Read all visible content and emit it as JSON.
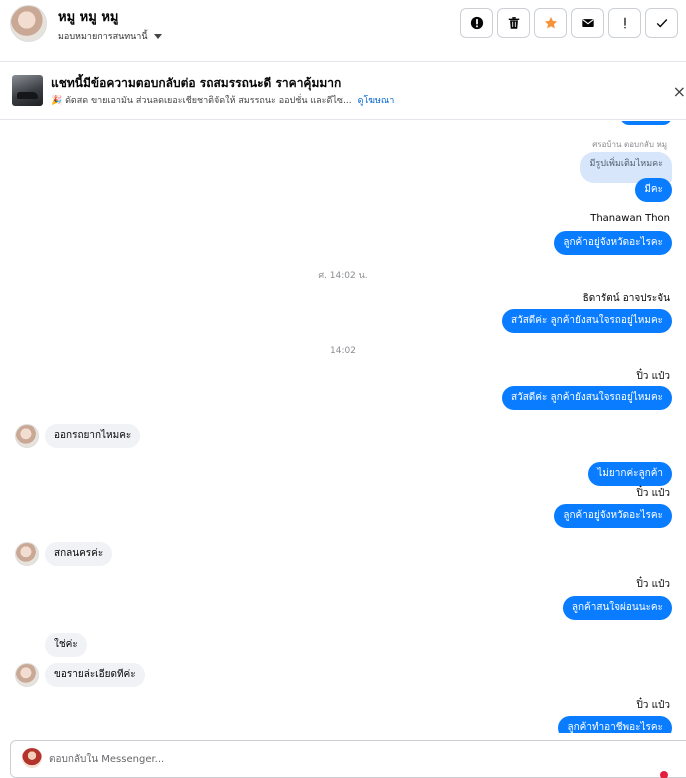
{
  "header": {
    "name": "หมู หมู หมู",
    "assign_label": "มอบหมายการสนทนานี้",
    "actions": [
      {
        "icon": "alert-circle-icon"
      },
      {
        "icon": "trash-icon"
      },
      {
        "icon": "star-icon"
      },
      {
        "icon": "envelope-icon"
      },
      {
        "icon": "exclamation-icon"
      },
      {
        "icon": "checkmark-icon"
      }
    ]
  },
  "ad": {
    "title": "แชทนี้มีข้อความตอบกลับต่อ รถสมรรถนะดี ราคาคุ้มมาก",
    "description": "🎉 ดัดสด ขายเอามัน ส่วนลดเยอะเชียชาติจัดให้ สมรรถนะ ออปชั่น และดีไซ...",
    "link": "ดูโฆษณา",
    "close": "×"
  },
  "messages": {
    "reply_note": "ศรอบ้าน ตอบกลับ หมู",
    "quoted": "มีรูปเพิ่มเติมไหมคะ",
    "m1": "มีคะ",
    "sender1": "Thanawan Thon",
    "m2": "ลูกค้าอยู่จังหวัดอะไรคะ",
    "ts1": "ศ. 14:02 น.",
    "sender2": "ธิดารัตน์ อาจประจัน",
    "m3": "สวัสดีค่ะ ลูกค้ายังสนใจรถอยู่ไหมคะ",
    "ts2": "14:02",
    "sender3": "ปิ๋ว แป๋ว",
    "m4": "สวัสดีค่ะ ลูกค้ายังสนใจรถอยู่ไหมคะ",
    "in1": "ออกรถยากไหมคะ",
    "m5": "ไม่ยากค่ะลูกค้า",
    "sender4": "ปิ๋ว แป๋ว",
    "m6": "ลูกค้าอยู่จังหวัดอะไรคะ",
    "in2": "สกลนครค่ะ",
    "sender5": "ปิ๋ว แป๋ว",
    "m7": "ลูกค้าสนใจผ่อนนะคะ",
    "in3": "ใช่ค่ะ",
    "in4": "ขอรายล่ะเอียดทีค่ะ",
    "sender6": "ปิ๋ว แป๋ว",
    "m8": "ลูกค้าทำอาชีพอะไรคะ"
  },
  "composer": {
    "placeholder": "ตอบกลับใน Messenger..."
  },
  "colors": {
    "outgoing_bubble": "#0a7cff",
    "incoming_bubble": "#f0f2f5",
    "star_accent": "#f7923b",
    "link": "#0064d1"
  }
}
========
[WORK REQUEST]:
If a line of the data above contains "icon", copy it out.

[ANSWER TO THIS EXERCISE]:
        "icon": "alert-circle-icon"
        "icon": "trash-icon"
        "icon": "star-icon"
        "icon": "envelope-icon"
        "icon": "exclamation-icon"
        "icon": "checkmark-icon"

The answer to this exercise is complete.